I step off the train in Waverley Station, opened in 1846 and later named "Waverley" (in the 1850's) after Sir Walter Scott's novels, and begin the steep climb up the Fleshmarket Close steps, one of the many narrow atmospheric closes off the Royal Mile, which are unique to Edinburgh. This particular close is named after the meat markets once sited nearby at the side of what was the Nor' Loch. I have counted the steps, as a means of distraction from the leg ache they induce (there are 75!) and imagine past voices shouting "gardyloo" from the windows above.
Stepping out of the dark close, I arrive on the High Street portion of the Royal Mile, which runs from the Castle down to Holyrood Palace, and is divided into five named stretches - Castlehill, Lawnmarket, the High Street, Canongate and Abbey Strand. I pass Parliament Square - the site of the Scottish Parliament and Law courts from 1630 to 1707, and St Giles Cathedral, dating back to 14th century, and place of John Knox's fiery sermons at the time of Mary Queen of Scots. I step around the Heart of Midlothian, a heart shaped stone mosaic on the pavement, marking the site of the old Tollbooth (the law court and jail were demolished in 1817), and look up at the Mercat Cross, from where the succession of monarchs were announced to the Edinburgh public from the 14th century, before arriving at the corner of George IV Bridge and the Lawnmarket.
On the corner, outside the High Court, sits David Hume (1711 - 1776), one of Scotland's Enlightenment philosophers, his toe polished smooth from the superstitious passers-by who give it a rub for good luck. Ironic when he himself was opposed to superstitious thinking.

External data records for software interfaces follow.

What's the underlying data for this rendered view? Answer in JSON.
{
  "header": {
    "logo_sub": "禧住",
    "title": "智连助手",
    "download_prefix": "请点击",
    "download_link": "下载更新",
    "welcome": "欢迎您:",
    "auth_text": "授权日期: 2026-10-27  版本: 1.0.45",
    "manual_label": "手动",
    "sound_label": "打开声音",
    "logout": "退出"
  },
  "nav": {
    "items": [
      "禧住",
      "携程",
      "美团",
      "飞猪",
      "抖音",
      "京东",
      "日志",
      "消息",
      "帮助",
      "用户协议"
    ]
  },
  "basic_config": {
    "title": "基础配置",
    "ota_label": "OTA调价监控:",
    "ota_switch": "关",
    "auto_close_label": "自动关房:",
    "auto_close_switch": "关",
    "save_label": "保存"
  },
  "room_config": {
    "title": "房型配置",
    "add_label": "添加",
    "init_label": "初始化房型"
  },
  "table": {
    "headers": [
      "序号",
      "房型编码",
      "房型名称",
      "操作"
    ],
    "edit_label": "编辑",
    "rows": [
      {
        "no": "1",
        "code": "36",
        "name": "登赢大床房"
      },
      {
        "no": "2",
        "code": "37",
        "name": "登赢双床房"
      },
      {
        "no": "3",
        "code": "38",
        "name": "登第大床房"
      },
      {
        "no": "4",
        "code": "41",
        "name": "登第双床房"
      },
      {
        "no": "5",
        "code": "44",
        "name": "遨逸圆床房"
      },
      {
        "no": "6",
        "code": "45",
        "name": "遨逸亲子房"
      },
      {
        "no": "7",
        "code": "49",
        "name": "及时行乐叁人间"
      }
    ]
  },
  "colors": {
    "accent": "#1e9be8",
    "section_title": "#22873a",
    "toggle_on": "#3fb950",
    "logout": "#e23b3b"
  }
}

Onto George IV Bridge, and on a welcome downhill stretch, I pass the statue to Edinburgh's most famous little dog Greyfriar's Bobby who, for 14 long years until he died in 1872, faithfully guarded his master's grave. I then skirt the buildings of Edinburgh University, established in 1582, and where David Hume is just one on it's esteemed list of alumni, before I arrive at our very modern offices; a far cry, in terms of home comforts, from Morton & Craig's premises of 190 years ago.